Problem -> Those lines of the data that hold the word "Profit" are to be copied out.

Website and app data records:
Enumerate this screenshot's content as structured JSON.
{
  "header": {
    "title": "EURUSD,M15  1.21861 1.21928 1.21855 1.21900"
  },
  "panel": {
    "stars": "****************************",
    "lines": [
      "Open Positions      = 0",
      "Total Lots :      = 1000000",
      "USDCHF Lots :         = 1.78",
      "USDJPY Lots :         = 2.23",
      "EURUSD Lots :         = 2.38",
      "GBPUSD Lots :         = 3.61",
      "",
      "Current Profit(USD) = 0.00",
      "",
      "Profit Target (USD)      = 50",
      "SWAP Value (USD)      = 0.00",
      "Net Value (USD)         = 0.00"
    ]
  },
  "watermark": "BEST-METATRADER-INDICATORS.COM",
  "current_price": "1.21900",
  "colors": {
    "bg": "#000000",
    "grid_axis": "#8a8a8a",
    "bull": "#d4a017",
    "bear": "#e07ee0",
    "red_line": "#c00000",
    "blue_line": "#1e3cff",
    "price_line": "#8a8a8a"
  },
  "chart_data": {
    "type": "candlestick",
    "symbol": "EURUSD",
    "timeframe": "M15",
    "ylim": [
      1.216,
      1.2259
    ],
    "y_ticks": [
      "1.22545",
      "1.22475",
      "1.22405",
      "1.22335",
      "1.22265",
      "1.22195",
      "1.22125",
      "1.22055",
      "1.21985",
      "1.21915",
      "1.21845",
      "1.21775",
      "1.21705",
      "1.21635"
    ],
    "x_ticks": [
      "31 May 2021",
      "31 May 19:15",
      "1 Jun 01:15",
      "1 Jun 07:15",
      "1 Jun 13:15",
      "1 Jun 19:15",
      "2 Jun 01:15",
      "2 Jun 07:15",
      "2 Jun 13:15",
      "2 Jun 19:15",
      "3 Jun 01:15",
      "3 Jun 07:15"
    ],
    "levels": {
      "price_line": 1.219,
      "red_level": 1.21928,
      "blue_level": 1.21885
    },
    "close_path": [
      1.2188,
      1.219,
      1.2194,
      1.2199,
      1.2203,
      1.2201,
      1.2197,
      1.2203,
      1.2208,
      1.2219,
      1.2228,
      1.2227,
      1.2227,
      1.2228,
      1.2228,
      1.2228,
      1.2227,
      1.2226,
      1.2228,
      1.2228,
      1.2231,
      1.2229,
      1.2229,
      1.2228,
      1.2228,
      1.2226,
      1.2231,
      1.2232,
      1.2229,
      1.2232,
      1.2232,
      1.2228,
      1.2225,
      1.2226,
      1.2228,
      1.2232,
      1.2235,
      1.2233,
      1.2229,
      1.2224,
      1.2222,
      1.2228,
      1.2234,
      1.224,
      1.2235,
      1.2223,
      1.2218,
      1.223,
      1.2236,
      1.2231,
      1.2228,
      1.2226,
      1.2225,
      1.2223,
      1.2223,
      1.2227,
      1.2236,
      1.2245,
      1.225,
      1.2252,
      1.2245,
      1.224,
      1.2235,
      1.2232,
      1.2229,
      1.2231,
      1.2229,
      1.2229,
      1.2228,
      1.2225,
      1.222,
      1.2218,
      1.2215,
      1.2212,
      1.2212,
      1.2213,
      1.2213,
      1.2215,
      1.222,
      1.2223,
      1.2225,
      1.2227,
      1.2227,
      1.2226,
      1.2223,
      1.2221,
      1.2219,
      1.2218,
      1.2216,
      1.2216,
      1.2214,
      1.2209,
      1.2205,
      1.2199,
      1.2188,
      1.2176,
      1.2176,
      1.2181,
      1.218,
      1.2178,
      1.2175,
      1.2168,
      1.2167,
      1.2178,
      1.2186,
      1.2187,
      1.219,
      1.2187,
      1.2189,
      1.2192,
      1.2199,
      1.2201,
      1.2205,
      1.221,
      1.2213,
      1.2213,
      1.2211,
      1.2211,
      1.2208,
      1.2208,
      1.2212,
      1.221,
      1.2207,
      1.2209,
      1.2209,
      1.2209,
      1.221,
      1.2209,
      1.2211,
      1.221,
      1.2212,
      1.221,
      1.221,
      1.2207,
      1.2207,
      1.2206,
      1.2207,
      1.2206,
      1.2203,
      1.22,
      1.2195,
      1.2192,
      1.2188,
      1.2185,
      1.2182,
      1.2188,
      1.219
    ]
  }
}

Output for this task ->
      "Current Profit(USD) = 0.00",
      "Profit Target (USD)      = 50",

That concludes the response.